▸ Task requirements
Look through the listing and locate every line containing the word "true"; copy those lines.

▸ Provided data
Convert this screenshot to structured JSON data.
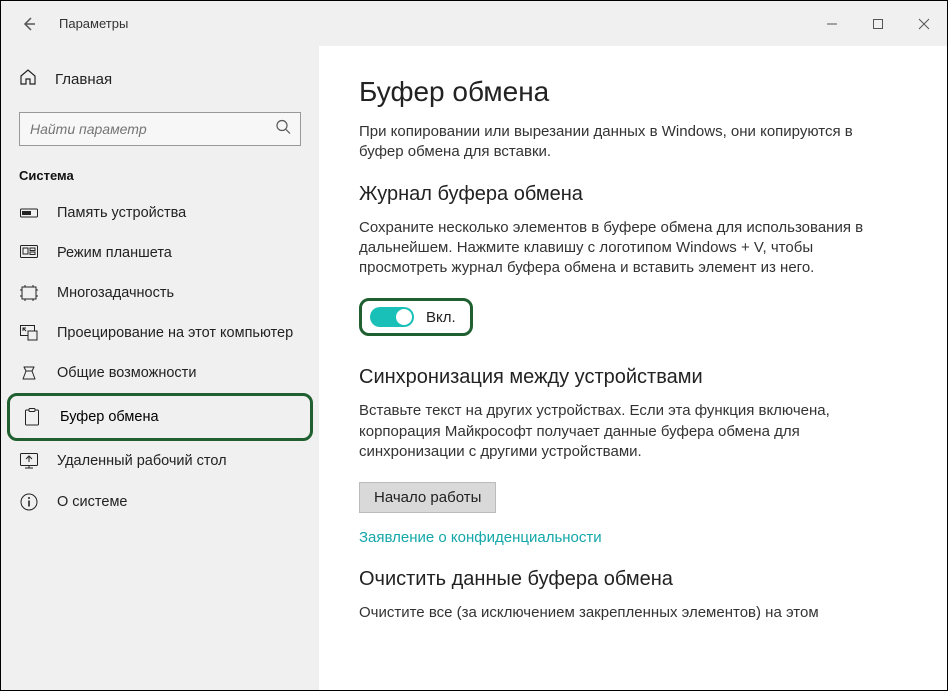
{
  "titlebar": {
    "title": "Параметры"
  },
  "sidebar": {
    "home": "Главная",
    "search_placeholder": "Найти параметр",
    "section": "Система",
    "items": [
      {
        "label": "Память устройства"
      },
      {
        "label": "Режим планшета"
      },
      {
        "label": "Многозадачность"
      },
      {
        "label": "Проецирование на этот компьютер"
      },
      {
        "label": "Общие возможности"
      },
      {
        "label": "Буфер обмена"
      },
      {
        "label": "Удаленный рабочий стол"
      },
      {
        "label": "О системе"
      }
    ]
  },
  "content": {
    "page_title": "Буфер обмена",
    "intro": "При копировании или вырезании данных в Windows, они копируются в буфер обмена для вставки.",
    "history": {
      "heading": "Журнал буфера обмена",
      "desc": "Сохраните несколько элементов в буфере обмена для использования в дальнейшем. Нажмите клавишу с логотипом Windows + V, чтобы просмотреть журнал буфера обмена и вставить элемент из него.",
      "toggle_label": "Вкл."
    },
    "sync": {
      "heading": "Синхронизация между устройствами",
      "desc": "Вставьте текст на других устройствах. Если эта функция включена, корпорация Майкрософт получает данные буфера обмена для синхронизации с другими устройствами.",
      "button": "Начало работы",
      "privacy_link": "Заявление о конфиденциальности"
    },
    "clear": {
      "heading": "Очистить данные буфера обмена",
      "desc": "Очистите все (за исключением закрепленных элементов) на этом"
    }
  }
}
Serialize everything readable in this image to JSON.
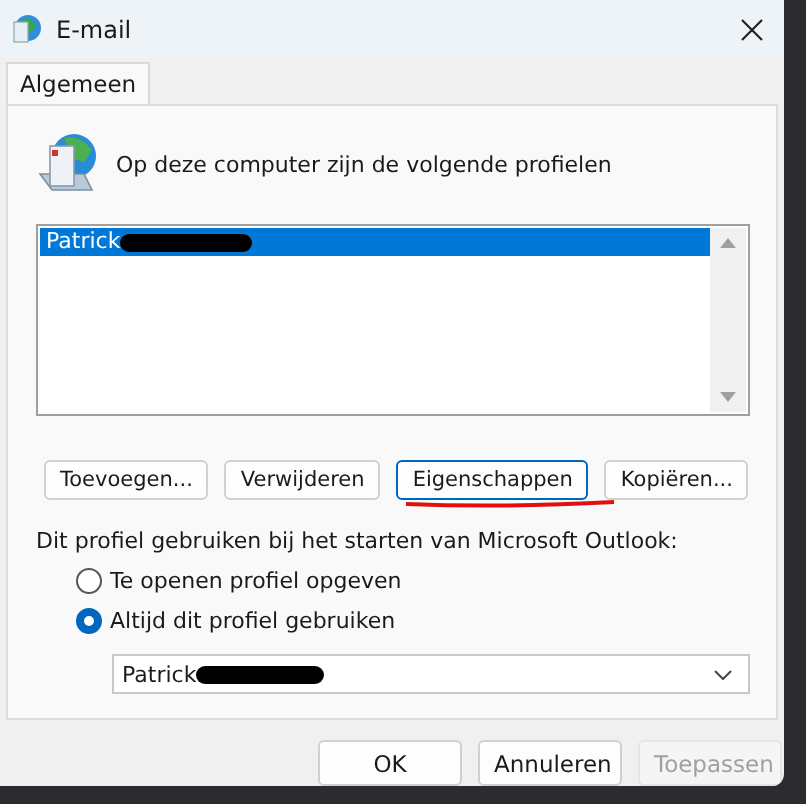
{
  "window": {
    "title": "E-mail"
  },
  "tabs": [
    {
      "label": "Algemeen",
      "selected": true
    }
  ],
  "intro": "Op deze computer zijn de volgende profielen",
  "profiles": [
    {
      "name": "Patrick",
      "selected": true,
      "redacted": true
    }
  ],
  "profile_buttons": [
    {
      "label": "Toevoegen...",
      "focused": false,
      "underlined": false
    },
    {
      "label": "Verwijderen",
      "focused": false,
      "underlined": false
    },
    {
      "label": "Eigenschappen",
      "focused": true,
      "underlined": true
    },
    {
      "label": "Kopiëren...",
      "focused": false,
      "underlined": false
    }
  ],
  "startup_label": "Dit profiel gebruiken bij het starten van Microsoft Outlook:",
  "startup_options": [
    {
      "label": "Te openen profiel opgeven",
      "selected": false
    },
    {
      "label": "Altijd dit profiel gebruiken",
      "selected": true
    }
  ],
  "profile_select": {
    "value": "Patrick",
    "redacted": true
  },
  "dialog_buttons": [
    {
      "label": "OK",
      "disabled": false
    },
    {
      "label": "Annuleren",
      "disabled": false
    },
    {
      "label": "Toepassen",
      "disabled": true
    }
  ]
}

▸ Reply
      "selected": true
      "selected": true,
      "redacted": true
      "focused": true,
      "underlined": true
      "selected": true
    "redacted": true
      "disabled": true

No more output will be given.